Specifically, these clubs could be less likely to spend in January because their seasons are now planned out in detail in advance, like a business, whereas spending midway through a season has always, in the past, been more closely associated with more amateurish attitudes and phrases such as “on a whim” and “taking a punt.”
Maybe, these days, the top clubs have begun to realize that, actually, not many great, title-winning recruitment decisions have ever taken place in January, where the market for players is highly hit and miss, and calm continuity actually more often wins titles? Even legendary January success stories such as Manchester United’s 2007 loan of Henrik Larsson seem to crumble once the details are inspected closely—perhaps the clubs really have caught on?
It’s a decent theory, almost certainly with some element of truth in it, but exactly how much truth is still probably up for grabs—still not exactly proven—because the individual reasons for individual clubs not buying big clouds the issue quite a bit.
Unfortunately for this budding football theorist, each of Manchester City, Arsenal, Tottenham and Manchester United might well be a more corporate entity than ever before—and that would explain why Leicester, the one club that could not possibly have planned for the season it’s currently having is the exceptional club in terms of buying players. But they each also have their own individual stories to explain their lack of spending, too.
Arsenal has a squad full of players and a manager who talks constantly about solidarity: buying now would probably mean sacrificing a young star such as Alex Oxlade-Chamberlain, and that’s just not Arsene Wenger’s style. City is likely to have a new manager in the summer, and perhaps wishes not to burden him with too many of the old manager’s signings. Tottenham is saving money for a new stadium. And Manchester United seems to be caught in some kind of directionless malaise, where inactivity isn’t really a preference but a default setting because it doesn’t know what else to do.
These are more leading questions than definite explanations, and rightly so, because trends only emerge clearly over the course of more than one season; requiring, for instance, lots of data as proof that they aren’t mere one-offs or points of comparison to prove that they are, in fact, trends.
What’s more clear is the effect that this generalised lack of January spending will have on the Premier League title race. The top clubs have given us no reason to believe that any of them will either dramatically break away or drop off from the rest. No one has initiated some great shift with some great signing.

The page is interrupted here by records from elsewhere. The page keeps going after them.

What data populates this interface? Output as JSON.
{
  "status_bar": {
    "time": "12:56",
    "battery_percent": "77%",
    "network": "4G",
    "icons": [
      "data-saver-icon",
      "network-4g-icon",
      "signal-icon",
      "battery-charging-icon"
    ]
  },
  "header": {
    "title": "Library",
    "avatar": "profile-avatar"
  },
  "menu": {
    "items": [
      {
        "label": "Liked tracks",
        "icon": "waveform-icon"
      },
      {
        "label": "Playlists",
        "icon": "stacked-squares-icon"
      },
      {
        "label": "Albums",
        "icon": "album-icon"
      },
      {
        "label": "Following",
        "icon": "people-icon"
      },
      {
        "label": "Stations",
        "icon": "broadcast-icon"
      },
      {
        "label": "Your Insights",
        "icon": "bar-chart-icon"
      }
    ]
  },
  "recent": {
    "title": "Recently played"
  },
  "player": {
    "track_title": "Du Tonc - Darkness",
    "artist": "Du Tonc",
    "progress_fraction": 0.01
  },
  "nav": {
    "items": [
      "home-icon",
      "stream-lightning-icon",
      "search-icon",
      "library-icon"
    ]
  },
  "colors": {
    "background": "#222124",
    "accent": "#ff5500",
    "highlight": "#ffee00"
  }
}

So the news from January is, if anything: expect more of the same to come. And with what we’ve been able to watch so far, that’s certainly no bad thing.
Ethan Dean-Richards is a London-based writer. Follow him on Twitter